How to Make a Data Strategy
How to Make a Data Strategy
For nonprofits, social impact is often the sole mission of an organization. With the rise of data collection options, reliable data is easier to access and more relevant than ever to demonstrate their impact.
Creating a data strategy plan can seem like a daunting task for small-to-medium-sized nonprofit organizations, some of which may lack upscale budgets and employees with data science backgrounds.
But, according to a 2016 report, using precise, reliable data can unlock the hidden values within nonprofit organizations and help solve the numerous problems that can challenge growth for such entities.
Producing a data strategy is not hard to do and does not require any extensive technical experience. However, it would be best if you took the time to reflect and review current practices to examine current goals.
In regards to the technical side of data strategy, this is where Felix, our data collection and analytics software, comes in to help take the load off.
Here’s a preliminary exercise of questions every nonprofit should consider in the beginning stages of planning and producing a sound data strategy plan.
What Questions Should You Be Asking?
First, it is essential to ask yourself these questions when taking the initial steps of drafting or ideating a data strategy plan:
- What do I need to know, or what problem do I need to solve?
- What data do I need to answer my questions?
- How will we collect that data?
- What’s the plan of action — what team members need to get involved?
- How will I report and present insights?
- What does success look like for this project?
- What are my long term goals for data research?
These questions are essential for forming a well-thought-out data strategy. They can be asked in the beginning and throughout the data analysis to make sure no iterations are needed.
For example, during our U.S.-based rent assistance project, success equaled keeping more than 350 families in their homes for the next 90 days. The goal of our data collection with Felix was to intake family information from local partners to understand the level of homelessness risk and to qualify these families into our program.
That data was then anonymized and shared with donors to encourage them to continue support of The Neighborhood, fund those families, and support our partners’ goals. Our data strategy was clear, intentional, and easy to follow, so all team members knew their part in the project.
Felix streamlined data collection across five different nonprofit partners in this project, located in Georgia and California. It also helped us efficiently visualize all 350+ families in one place for easy qualification and tracking.
Ultimately, collecting the right data can enable more accuracy, efficiency, consistency, and transparency toward your organization’s real impact.
A Data Strategy Framework
By this phase in your planning, you may already be prepared to complete the framework, having answered the preliminary questions.
- Identify the problem. Define the project’s values, priorities, and challenges. Are the goals of this project quantifiable?
- Assess your data strategy. Question what types of data will be collected, how they will be collected (surveys, for example), and how the data will be stored. It’s essential to think about how the questions asked help to address the problem and whether it gives any actionable information.

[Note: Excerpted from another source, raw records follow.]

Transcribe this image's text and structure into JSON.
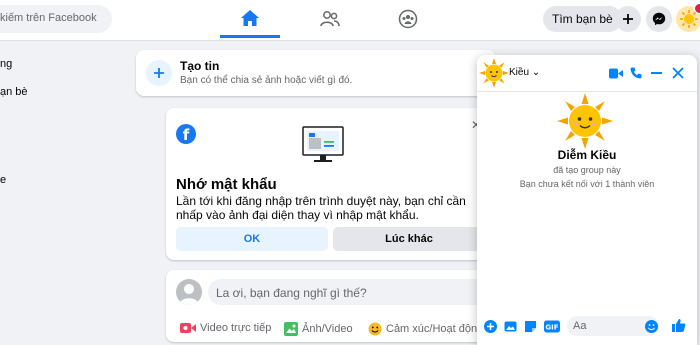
{
  "topbar": {
    "search_placeholder": "kiếm trên Facebook",
    "find_friends_label": "Tìm bạn bè",
    "icons": [
      "home-icon",
      "friends-icon",
      "groups-icon",
      "plus-icon",
      "messenger-icon",
      "avatar-sun"
    ]
  },
  "sidebar": {
    "items": [
      {
        "label": "ng"
      },
      {
        "label": "ạn bè"
      },
      {
        "label": "e"
      }
    ]
  },
  "story": {
    "title": "Tạo tin",
    "subtitle": "Bạn có thể chia sẻ ảnh hoặc viết gì đó."
  },
  "password_card": {
    "title": "Nhớ mật khẩu",
    "body": "Lần tới khi đăng nhập trên trình duyệt này, bạn chỉ cần nhấp vào ảnh đại diện thay vì nhập mật khẩu.",
    "ok_label": "OK",
    "later_label": "Lúc khác"
  },
  "post": {
    "placeholder": "La ơi, bạn đang nghĩ gì thế?",
    "actions": [
      {
        "label": "Video trực tiếp",
        "color": "#f3425f"
      },
      {
        "label": "Ảnh/Video",
        "color": "#45bd62"
      },
      {
        "label": "Cảm xúc/Hoạt động",
        "color": "#f7b928"
      }
    ]
  },
  "chat": {
    "header_name": "Kiều",
    "contact_name": "Diễm Kiều",
    "line1": "đã tạo group này",
    "line2": "Bạn chưa kết nối với 1 thành viên",
    "input_placeholder": "Aa",
    "accent": "#0084ff"
  },
  "colors": {
    "brand": "#1877f2",
    "background": "#f0f2f5"
  }
}
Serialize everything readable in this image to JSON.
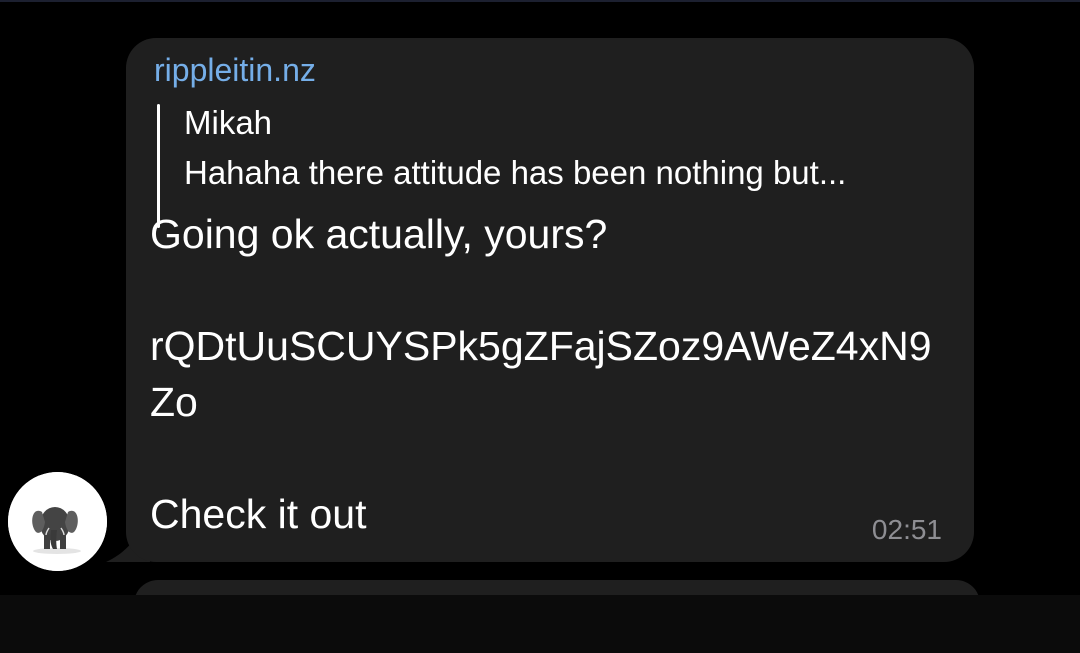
{
  "message": {
    "sender": "rippleitin.nz",
    "reply": {
      "author": "Mikah",
      "preview": "Hahaha there attitude has been nothing but..."
    },
    "text": "Going ok actually, yours?\n\nrQDtUuSCUYSPk5gZFajSZoz9AWeZ4xN9Zo\n\nCheck it out",
    "time": "02:51"
  },
  "avatar": {
    "icon": "elephant-icon"
  },
  "colors": {
    "background": "#000000",
    "bubble": "#1f1f1f",
    "sender_name": "#75aee8",
    "timestamp": "#8e8e93"
  }
}
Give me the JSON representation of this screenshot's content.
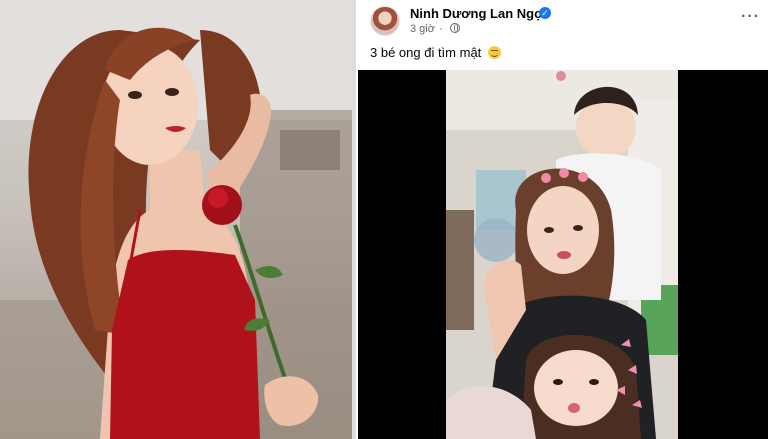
{
  "post": {
    "author_name": "Ninh Dương Lan Ngọc",
    "timestamp": "3 giờ",
    "privacy_icon": "globe-icon",
    "caption": "3 bé ong đi tìm mật",
    "caption_emoji": "grinning-face-emoji",
    "more_options_icon": "more-options-icon",
    "more_label": "···",
    "verified_icon": "verified-badge-icon",
    "verified_glyph": "✓"
  },
  "colors": {
    "brand_blue": "#1877f2",
    "dress_red": "#b0121c",
    "text_primary": "#050505",
    "text_secondary": "#65676b"
  }
}
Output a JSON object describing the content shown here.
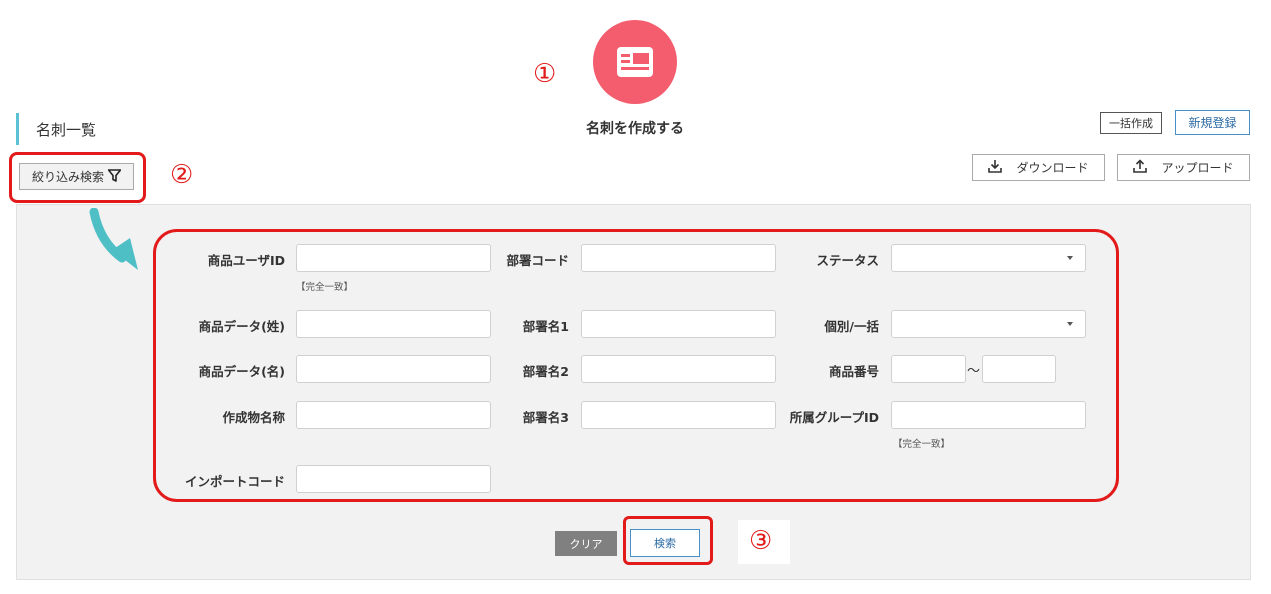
{
  "page": {
    "title": "名刺一覧",
    "create_label": "名刺を作成する",
    "create_icon": "id-card-icon"
  },
  "actions": {
    "bulk_create": "一括作成",
    "new_register": "新規登録",
    "download": "ダウンロード",
    "upload": "アップロード"
  },
  "filter": {
    "toggle_label": "絞り込み検索"
  },
  "annotations": {
    "step1": "①",
    "step2": "②",
    "step3": "③",
    "highlight_color": "#e21a1a",
    "arrow_color": "#4fbfc6"
  },
  "form": {
    "product_user_id": {
      "label": "商品ユーザID",
      "value": "",
      "note": "【完全一致】"
    },
    "dept_code": {
      "label": "部署コード",
      "value": ""
    },
    "status": {
      "label": "ステータス",
      "value": ""
    },
    "last_name": {
      "label": "商品データ(姓)",
      "value": ""
    },
    "dept_name1": {
      "label": "部署名1",
      "value": ""
    },
    "individual_bulk": {
      "label": "個別/一括",
      "value": ""
    },
    "first_name": {
      "label": "商品データ(名)",
      "value": ""
    },
    "dept_name2": {
      "label": "部署名2",
      "value": ""
    },
    "product_number": {
      "label": "商品番号",
      "from": "",
      "to": "",
      "separator": "～"
    },
    "item_name": {
      "label": "作成物名称",
      "value": ""
    },
    "dept_name3": {
      "label": "部署名3",
      "value": ""
    },
    "group_id": {
      "label": "所属グループID",
      "value": "",
      "note": "【完全一致】"
    },
    "import_code": {
      "label": "インポートコード",
      "value": ""
    }
  },
  "buttons": {
    "clear": "クリア",
    "search": "検索"
  }
}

- Scope of the project. This is where your quantifiable goals come into play. Review your data collection processes and implementation. What does success look like for this project as it relates to aid recipients’ impact and the organization’s goals? Having identifiable landmarks along the way will help you iterate as you go.
- Pilot the project. Testing the project by way of trial and error and adapting the plan along the way. This is a significant part of the data strategy plan. Eliminating inconsistencies or redundancies. Iterate if needed.
- Reflect. When finished with the first project, highlighting capability and capacity building goals and other use cases that can be applied and optimized.
Data analysis can be accessible to everyone and is a valuable resource for increasing social impact, especially for nonprofit organizations and other public service entities.
Interested in letting Felix give you a hand with data collection and analysis? Request a demo.
Written by Minah Kwon